a result, AT&T enjoys a 93 percent recognition rating. That’s more Americans
than know the name of the president of the United States. AT&T is a great
credibility-based logo which serves the company well.

Paul Rand designed the original IBM logo, which has been updated with a more
forward-looking feel over the years. IBM has always been an image/brand
powerhouse and is considered one of the early classics. This strength played a
large role in the computer maker’s successful reinvention in the 1990s under new
chief Louis V. Gerstner Jr. One of his first moves was to shore up its branding by
unifying and bringing consistency to logo identification and marketing
communications in general across all its products, services in all geographic

Smart use of branding has allowed IBM to hold its own when other technology
companies lost ground. IBM has retained its position as an industry leader in
smart image marketing. It was ranked number three behind Coca-Cola and
Microsoft as one of the world’s 10 most valuable brands. AT&T, by the way was
number 10. (Business Week, August 6, 2001.)

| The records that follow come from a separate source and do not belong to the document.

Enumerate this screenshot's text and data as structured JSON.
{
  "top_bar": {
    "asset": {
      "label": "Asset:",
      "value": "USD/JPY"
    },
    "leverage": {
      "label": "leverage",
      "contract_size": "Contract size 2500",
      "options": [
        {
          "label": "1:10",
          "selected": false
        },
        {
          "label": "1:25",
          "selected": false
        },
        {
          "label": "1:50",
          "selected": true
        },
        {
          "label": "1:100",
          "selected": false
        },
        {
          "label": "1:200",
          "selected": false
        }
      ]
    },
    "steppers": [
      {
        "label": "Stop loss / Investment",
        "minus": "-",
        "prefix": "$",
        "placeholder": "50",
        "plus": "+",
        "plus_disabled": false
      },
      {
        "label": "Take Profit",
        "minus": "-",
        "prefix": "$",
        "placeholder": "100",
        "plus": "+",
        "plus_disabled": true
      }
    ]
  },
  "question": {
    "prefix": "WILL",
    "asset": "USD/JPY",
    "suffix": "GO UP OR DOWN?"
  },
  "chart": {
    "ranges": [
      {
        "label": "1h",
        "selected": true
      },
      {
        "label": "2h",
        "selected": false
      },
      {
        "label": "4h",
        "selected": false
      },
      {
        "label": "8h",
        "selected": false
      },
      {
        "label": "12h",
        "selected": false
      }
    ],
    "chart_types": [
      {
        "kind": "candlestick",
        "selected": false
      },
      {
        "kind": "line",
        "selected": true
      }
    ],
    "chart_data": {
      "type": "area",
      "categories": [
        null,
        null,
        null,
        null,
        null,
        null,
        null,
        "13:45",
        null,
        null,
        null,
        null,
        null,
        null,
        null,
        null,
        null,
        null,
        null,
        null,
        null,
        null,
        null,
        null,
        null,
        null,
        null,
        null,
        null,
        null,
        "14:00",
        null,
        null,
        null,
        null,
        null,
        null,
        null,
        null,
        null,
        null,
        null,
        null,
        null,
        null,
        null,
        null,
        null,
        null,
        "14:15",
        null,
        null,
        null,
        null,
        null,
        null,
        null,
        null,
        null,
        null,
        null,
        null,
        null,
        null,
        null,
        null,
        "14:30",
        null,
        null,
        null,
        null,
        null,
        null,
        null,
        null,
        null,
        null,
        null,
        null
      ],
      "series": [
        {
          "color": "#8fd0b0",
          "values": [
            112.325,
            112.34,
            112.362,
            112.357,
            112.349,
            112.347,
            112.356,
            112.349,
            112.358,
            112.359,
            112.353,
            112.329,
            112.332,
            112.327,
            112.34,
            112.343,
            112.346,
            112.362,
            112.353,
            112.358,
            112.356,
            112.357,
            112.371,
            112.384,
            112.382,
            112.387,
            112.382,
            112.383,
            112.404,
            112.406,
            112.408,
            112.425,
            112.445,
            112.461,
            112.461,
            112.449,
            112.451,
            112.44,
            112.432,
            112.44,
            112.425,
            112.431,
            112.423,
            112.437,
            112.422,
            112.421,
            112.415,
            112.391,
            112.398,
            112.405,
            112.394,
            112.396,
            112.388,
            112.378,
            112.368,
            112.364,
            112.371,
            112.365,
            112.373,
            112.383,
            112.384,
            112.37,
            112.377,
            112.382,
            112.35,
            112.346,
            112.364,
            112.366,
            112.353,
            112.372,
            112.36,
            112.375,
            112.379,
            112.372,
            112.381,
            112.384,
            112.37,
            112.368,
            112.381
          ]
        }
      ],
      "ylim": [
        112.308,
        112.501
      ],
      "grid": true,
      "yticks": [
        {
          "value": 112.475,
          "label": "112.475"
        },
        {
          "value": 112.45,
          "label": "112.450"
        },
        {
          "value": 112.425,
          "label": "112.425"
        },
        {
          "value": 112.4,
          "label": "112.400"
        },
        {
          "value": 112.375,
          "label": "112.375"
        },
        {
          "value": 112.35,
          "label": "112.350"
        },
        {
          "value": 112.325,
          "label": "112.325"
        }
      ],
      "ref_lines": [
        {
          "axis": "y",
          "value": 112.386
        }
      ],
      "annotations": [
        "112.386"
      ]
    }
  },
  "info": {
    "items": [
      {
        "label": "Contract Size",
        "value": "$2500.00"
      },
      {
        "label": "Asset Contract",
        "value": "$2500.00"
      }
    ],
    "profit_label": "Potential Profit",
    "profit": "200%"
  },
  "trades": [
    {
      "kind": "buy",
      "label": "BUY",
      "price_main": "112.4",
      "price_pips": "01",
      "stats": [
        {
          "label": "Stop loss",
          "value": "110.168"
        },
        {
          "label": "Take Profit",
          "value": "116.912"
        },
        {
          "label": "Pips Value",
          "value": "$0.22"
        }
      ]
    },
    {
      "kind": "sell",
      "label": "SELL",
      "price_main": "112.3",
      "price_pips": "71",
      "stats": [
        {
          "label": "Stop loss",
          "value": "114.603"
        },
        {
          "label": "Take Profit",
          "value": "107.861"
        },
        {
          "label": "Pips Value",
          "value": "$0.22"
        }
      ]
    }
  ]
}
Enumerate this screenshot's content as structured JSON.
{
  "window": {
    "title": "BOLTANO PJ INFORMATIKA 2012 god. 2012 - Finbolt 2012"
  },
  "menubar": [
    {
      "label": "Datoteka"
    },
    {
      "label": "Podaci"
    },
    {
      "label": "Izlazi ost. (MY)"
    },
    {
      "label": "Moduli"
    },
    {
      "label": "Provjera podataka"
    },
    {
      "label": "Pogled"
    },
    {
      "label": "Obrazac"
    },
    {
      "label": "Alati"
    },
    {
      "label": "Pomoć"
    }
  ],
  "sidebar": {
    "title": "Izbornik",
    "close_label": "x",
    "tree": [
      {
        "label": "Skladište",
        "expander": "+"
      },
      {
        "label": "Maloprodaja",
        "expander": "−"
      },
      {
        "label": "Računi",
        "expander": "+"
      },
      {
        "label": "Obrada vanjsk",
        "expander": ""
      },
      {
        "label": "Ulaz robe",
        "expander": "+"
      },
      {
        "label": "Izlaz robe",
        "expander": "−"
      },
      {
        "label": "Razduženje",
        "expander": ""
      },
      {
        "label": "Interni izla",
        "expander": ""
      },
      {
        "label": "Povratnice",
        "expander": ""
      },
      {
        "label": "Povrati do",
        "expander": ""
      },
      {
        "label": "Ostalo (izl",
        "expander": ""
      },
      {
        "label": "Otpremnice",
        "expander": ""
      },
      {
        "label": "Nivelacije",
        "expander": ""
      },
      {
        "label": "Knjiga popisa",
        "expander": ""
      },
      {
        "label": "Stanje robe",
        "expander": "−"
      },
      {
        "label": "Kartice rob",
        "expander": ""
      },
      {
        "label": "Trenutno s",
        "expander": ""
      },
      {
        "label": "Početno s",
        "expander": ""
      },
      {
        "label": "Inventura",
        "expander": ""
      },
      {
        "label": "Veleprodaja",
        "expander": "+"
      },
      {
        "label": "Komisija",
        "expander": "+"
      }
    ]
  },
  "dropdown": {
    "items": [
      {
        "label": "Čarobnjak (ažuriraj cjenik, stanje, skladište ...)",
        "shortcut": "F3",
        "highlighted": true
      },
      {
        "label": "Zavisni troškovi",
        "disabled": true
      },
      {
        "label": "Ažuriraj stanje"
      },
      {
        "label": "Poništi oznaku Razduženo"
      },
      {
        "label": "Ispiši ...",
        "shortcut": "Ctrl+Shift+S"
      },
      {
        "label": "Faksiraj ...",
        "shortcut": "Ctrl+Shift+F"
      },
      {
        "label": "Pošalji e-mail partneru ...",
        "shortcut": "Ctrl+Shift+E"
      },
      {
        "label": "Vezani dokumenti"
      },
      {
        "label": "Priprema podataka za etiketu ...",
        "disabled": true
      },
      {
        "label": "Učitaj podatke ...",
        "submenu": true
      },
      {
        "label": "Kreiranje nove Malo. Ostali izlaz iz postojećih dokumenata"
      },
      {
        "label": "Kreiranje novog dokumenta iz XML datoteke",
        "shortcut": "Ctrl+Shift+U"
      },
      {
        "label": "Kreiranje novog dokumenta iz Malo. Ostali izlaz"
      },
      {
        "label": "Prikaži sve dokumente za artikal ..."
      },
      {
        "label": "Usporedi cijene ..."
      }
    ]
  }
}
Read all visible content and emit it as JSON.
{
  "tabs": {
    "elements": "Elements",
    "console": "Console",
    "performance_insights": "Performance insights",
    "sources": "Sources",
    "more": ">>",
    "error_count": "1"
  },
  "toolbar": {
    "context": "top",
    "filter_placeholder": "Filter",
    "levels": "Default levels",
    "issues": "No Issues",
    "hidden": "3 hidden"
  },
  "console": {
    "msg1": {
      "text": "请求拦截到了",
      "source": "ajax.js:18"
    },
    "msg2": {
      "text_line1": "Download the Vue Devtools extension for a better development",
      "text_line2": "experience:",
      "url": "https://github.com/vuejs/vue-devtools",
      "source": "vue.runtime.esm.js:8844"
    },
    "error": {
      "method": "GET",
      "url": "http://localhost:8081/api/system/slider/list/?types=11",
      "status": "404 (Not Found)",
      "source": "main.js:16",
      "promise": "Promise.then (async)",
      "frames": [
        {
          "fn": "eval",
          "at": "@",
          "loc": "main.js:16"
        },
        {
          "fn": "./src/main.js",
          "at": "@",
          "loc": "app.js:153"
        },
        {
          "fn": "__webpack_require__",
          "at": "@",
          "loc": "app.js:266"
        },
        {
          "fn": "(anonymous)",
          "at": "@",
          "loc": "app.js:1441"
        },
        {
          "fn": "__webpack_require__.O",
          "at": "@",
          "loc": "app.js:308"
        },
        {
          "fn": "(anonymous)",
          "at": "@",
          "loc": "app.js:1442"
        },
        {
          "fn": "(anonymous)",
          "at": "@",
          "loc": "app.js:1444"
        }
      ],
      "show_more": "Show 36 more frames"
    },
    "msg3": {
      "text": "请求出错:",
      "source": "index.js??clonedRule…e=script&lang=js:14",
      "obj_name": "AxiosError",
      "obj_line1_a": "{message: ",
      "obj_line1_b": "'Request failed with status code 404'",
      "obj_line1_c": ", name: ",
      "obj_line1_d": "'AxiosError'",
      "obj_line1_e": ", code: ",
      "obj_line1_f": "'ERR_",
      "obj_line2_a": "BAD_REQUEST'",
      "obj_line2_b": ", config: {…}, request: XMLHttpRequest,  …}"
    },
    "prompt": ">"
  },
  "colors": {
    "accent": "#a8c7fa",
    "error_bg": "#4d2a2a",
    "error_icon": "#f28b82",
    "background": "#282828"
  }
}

All companies --- large or small --- can achieve IBM’s and AT&T’s success.
Compare your present logo with the three elements, which make up a credibility-
based logo. Does it symbolize your company business, which says you are an
expert in this business? Does it have the appropriate “trustworthy” attributes? Is
it "contemporary" symbolizing a "forward-thinking" look? Is your company name
credibility-based? Is your logo applied with rigorous consistency in a clear

As many company managers are learning, a credible logo as the heart of a

credible marketing communications system creates a successful company
brand. The payoff is in loyal customers, high caliber employees, dedicated
suppliers, understanding governmental bodies and great financial relations.
Successful logos are not an abstract concept any longer. They are credibility-
based. This is their role in the greater role of a total credibility-based integrated
marketing communication system, which makes a great company brand.

November 6, 2001, Honolulu, Hawaii